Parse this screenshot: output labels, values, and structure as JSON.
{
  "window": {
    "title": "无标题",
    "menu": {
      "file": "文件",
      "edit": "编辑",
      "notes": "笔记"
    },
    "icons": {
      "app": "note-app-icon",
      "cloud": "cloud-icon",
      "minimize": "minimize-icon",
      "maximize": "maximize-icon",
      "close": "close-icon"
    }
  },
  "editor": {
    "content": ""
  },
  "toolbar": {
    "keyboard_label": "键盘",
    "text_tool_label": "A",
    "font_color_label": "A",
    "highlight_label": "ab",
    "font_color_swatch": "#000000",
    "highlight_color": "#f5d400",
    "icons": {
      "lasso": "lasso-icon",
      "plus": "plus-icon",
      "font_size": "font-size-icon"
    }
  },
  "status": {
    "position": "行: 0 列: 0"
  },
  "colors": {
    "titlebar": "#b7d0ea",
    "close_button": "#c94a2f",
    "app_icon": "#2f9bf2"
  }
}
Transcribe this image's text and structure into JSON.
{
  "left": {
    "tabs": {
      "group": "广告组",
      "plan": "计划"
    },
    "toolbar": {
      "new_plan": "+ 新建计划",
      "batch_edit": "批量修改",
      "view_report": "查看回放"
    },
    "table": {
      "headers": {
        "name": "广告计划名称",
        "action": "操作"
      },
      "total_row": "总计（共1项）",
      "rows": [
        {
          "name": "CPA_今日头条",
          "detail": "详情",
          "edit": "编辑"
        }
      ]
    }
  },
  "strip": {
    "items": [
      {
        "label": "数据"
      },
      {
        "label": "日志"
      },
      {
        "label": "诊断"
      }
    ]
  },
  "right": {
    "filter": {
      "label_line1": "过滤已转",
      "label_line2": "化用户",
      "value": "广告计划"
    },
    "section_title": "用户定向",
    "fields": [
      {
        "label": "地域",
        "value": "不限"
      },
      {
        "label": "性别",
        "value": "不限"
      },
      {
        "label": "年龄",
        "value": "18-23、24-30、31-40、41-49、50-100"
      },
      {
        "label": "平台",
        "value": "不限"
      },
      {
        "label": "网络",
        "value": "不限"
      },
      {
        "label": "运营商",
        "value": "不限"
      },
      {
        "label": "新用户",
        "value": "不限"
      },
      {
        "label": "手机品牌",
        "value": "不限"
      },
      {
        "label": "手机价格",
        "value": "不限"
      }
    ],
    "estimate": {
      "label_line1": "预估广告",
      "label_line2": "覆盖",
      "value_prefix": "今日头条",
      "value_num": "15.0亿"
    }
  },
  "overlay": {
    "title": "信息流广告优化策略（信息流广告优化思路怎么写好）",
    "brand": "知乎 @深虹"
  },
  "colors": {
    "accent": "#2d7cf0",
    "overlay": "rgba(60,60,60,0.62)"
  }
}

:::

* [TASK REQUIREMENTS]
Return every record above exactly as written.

* [ANSWER SECTION]
Parse this screenshot: output labels, values, and structure as JSON.
{
  "window": {
    "title": "无标题",
    "menu": {
      "file": "文件",
      "edit": "编辑",
      "notes": "笔记"
    },
    "icons": {
      "app": "note-app-icon",
      "cloud": "cloud-icon",
      "minimize": "minimize-icon",
      "maximize": "maximize-icon",
      "close": "close-icon"
    }
  },
  "editor": {
    "content": ""
  },
  "toolbar": {
    "keyboard_label": "键盘",
    "text_tool_label": "A",
    "font_color_label": "A",
    "highlight_label": "ab",
    "font_color_swatch": "#000000",
    "highlight_color": "#f5d400",
    "icons": {
      "lasso": "lasso-icon",
      "plus": "plus-icon",
      "font_size": "font-size-icon"
    }
  },
  "status": {
    "position": "行: 0 列: 0"
  },
  "colors": {
    "titlebar": "#b7d0ea",
    "close_button": "#c94a2f",
    "app_icon": "#2f9bf2"
  }
}
Transcribe this image's text and structure into JSON.
{
  "left": {
    "tabs": {
      "group": "广告组",
      "plan": "计划"
    },
    "toolbar": {
      "new_plan": "+ 新建计划",
      "batch_edit": "批量修改",
      "view_report": "查看回放"
    },
    "table": {
      "headers": {
        "name": "广告计划名称",
        "action": "操作"
      },
      "total_row": "总计（共1项）",
      "rows": [
        {
          "name": "CPA_今日头条",
          "detail": "详情",
          "edit": "编辑"
        }
      ]
    }
  },
  "strip": {
    "items": [
      {
        "label": "数据"
      },
      {
        "label": "日志"
      },
      {
        "label": "诊断"
      }
    ]
  },
  "right": {
    "filter": {
      "label_line1": "过滤已转",
      "label_line2": "化用户",
      "value": "广告计划"
    },
    "section_title": "用户定向",
    "fields": [
      {
        "label": "地域",
        "value": "不限"
      },
      {
        "label": "性别",
        "value": "不限"
      },
      {
        "label": "年龄",
        "value": "18-23、24-30、31-40、41-49、50-100"
      },
      {
        "label": "平台",
        "value": "不限"
      },
      {
        "label": "网络",
        "value": "不限"
      },
      {
        "label": "运营商",
        "value": "不限"
      },
      {
        "label": "新用户",
        "value": "不限"
      },
      {
        "label": "手机品牌",
        "value": "不限"
      },
      {
        "label": "手机价格",
        "value": "不限"
      }
    ],
    "estimate": {
      "label_line1": "预估广告",
      "label_line2": "覆盖",
      "value_prefix": "今日头条",
      "value_num": "15.0亿"
    }
  },
  "overlay": {
    "title": "信息流广告优化策略（信息流广告优化思路怎么写好）",
    "brand": "知乎 @深虹"
  },
  "colors": {
    "accent": "#2d7cf0",
    "overlay": "rgba(60,60,60,0.62)"
  }
}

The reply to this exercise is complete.